**What to produce**
Show each line of the data below that has the string "possible" in it.

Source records
^^^^^^^^^^^^^^^^

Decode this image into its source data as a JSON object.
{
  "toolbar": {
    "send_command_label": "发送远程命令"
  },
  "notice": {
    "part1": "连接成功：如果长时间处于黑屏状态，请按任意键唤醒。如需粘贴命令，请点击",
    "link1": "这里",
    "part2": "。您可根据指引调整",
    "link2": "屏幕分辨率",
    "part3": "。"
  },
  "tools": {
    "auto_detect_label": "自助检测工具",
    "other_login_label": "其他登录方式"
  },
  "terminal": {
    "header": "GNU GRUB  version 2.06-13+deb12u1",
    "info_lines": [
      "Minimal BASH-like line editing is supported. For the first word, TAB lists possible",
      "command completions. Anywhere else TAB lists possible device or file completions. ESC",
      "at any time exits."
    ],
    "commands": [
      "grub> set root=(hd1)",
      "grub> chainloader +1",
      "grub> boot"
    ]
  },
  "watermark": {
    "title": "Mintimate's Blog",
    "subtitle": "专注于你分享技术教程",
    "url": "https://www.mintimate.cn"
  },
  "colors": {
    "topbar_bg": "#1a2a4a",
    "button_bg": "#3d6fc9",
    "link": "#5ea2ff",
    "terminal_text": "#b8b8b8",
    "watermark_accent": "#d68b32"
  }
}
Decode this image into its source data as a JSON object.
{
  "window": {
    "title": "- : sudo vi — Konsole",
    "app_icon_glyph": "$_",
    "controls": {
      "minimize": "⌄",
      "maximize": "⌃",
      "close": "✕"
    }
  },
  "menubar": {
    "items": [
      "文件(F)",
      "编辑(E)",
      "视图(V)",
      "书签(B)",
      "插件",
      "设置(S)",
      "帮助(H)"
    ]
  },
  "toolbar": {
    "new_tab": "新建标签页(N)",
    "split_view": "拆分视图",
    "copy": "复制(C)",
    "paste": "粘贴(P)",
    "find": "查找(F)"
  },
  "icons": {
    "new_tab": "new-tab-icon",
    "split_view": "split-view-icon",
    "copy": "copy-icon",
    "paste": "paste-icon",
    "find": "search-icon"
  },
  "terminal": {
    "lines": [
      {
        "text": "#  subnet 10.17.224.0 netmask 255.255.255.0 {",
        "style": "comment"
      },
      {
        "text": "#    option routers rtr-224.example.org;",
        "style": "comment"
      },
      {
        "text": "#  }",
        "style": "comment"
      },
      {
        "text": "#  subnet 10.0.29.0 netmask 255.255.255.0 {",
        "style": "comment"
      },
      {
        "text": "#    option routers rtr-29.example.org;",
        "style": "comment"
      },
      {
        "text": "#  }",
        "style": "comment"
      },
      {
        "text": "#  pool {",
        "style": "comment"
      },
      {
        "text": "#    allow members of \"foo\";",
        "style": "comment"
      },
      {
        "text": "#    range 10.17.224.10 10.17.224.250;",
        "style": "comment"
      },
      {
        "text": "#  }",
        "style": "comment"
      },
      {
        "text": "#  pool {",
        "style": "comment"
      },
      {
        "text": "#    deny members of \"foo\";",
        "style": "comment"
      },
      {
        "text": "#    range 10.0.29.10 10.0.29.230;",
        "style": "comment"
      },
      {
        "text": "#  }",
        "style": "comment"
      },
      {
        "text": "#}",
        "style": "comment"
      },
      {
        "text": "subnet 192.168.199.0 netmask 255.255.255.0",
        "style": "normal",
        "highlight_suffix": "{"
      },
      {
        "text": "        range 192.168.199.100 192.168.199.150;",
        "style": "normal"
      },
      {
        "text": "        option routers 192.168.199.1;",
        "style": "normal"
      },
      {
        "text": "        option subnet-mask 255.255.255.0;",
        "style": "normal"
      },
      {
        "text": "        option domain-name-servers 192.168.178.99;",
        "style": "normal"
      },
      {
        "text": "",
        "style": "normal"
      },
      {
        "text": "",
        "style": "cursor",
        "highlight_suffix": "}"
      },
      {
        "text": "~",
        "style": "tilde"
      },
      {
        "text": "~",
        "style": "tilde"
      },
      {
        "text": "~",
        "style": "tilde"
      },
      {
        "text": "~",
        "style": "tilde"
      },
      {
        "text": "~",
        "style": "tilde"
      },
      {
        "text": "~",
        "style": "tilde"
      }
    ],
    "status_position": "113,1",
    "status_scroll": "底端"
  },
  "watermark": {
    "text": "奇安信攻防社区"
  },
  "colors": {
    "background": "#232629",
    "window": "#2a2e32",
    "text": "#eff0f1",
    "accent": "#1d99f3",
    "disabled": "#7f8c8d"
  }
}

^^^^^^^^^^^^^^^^

**Expected answer**
      "Minimal BASH-like line editing is supported. For the first word, TAB lists possible",
      "command completions. Anywhere else TAB lists possible device or file completions. ESC",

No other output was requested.